(Pew Research Center/ By David Masci and Seth Motel) The U.S. Supreme Court today issued a landmark ruling granting same-sex couples a constitutional right to marry. The 5-4 decision in Obergefell v. Hodges, legalizes gay marriage throughout the country, meaning that the 14 states that currently do not allow gays and lesbians to wed will now need to do so.
The decision rests in part on the court’s interpretation of the 14th Amendment, stating that limiting marriage only to heterosexual couples violates the amendment’s guarantee of equal protection under the law. Writing for the majority, Justice Anthony Kennedy states that “no union is more profound than marriage, for it embodies the highest ideals of love, fidelity, devotion, sacrifice, and family.” Kennedy goes on to say that gay and lesbian couples “ask for equal dignity in the eyes of the law. The Constitution grants them that right.”
Here are five key facts about same-sex marriage:
1. There has been a dramatic shift in recent years in Americans’ attitudes about gay marriage, with support for same-sex marriage rising from 37% in 2009 to 57% in May 2015, according to the most recent Pew Research Center polling. Among the groups most likely to favor same-sex marriage today are Millennials (73%), Democrats (65%) and people without any religious affiliation (85%).
2. There are some notable differences in how groups feel about allowing gays and lesbians to marry. For example, a majority of whites (59%) and Hispanics (56%) favor same-sex marriage, compared with 41% of blacks. Religion continues to be a major factor in attitudes as well. Fully 85% of those who are religiously unaffiliated favor same-sex marriage, as do 62% of white mainline Protestants and 56% of Catholics. Among black Protestants, 33% favor same-sex marriage (57% oppose), and 27% of white evangelical Protestants favor it (70% oppose). Adults in the Silent generation (ages 70 to 87) are the only age group in which significantly more oppose (53%) than favor (39%) gay marriage. Americans who live in states where same-sex marriage has been legalized by the legislature or popular vote are the most likely to favor gays and lesbians marrying (68%); 59% of people in states where a court has legalized the practice favor same-sex marriage, compared with just 43% of those living somewhere where it is not legal. (To see more comparisons, explore our detailed tables here.)

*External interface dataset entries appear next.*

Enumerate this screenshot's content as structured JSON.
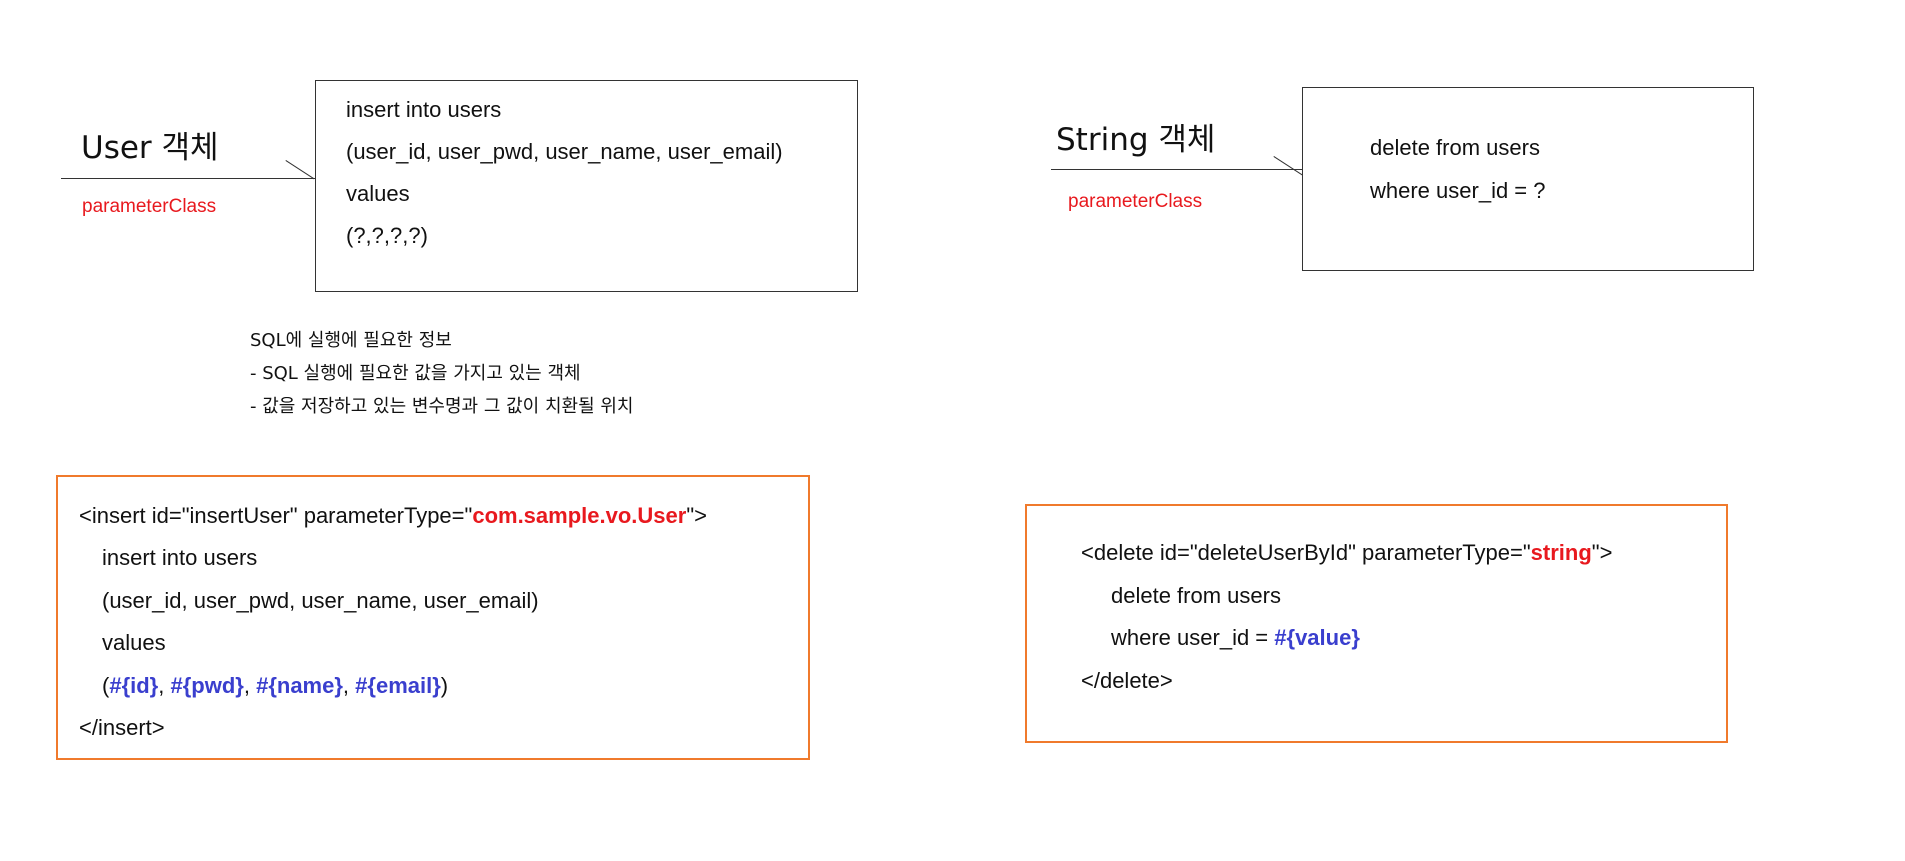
{
  "left": {
    "object_label": "User 객체",
    "param_label": "parameterClass",
    "sql_lines": [
      "insert into users",
      "(user_id, user_pwd, user_name, user_email)",
      "values",
      "(?,?,?,?)"
    ],
    "notes": [
      "SQL에 실행에 필요한 정보",
      "- SQL 실행에 필요한 값을 가지고 있는 객체",
      "- 값을 저장하고 있는 변수명과 그 값이 치환될 위치"
    ],
    "code": {
      "open_prefix": "<insert id=\"insertUser\" parameterType=\"",
      "open_type": "com.sample.vo.User",
      "open_suffix": "\">",
      "line1": "insert into users",
      "line2": "(user_id, user_pwd, user_name, user_email)",
      "line3": "values",
      "values_open": "(",
      "p_id": "#{id}",
      "p_pwd": "#{pwd}",
      "p_name": "#{name}",
      "p_email": "#{email}",
      "sep": ", ",
      "values_close": ")",
      "close": "</insert>"
    }
  },
  "right": {
    "object_label": "String 객체",
    "param_label": "parameterClass",
    "sql_lines": [
      "delete from users",
      "where user_id = ?"
    ],
    "code": {
      "open_prefix": "<delete id=\"deleteUserById\"  parameterType=\"",
      "open_type": "string",
      "open_suffix": "\">",
      "line1": "delete from users",
      "line2_prefix": "where user_id =  ",
      "line2_param": "#{value}",
      "close": "</delete>"
    }
  },
  "colors": {
    "param_label": "#e8191e",
    "code_border": "#f07a2c",
    "type_highlight": "#e8191e",
    "param_highlight": "#3a3fce"
  }
}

3. Prior to the U.S. Supreme Court ruling, same-sex marriage was legal in 36 states and the District of Columbia. In 19 of those states, including Florida, Pennsylvania and Utah, gay marriage became legal (starting at the beginning of 2014) after federal courts struck down laws or state constitutional amendments banning same-sex unions.
4. In the recent Pew Research survey, nearly three-quarters (72%) of Americans – including half of those who oppose gay marriage – said they saw eventual legal recognition of same-sex marriages as “inevitable.”
5. With the Supreme Court’s decision, the U.S. now joins 20 other countries that already allow gay and lesbian couples to wed in all of their jurisdictions. The first nation to legalize gay marriage was the Netherlands, which did so in 2000. Since then, several other European countries – including Spain, France, all of Scandinavia and, most recently, Ireland – have enacted laws sanctioning gay marriage. Outside of Europe, same-sex marriage is now legal in Argentina, Brazil, Canada, New Zealand, South Africa and Uruguay, as well as in parts of Mexico.
Note: This is an update to a post originally published April 27, 2015.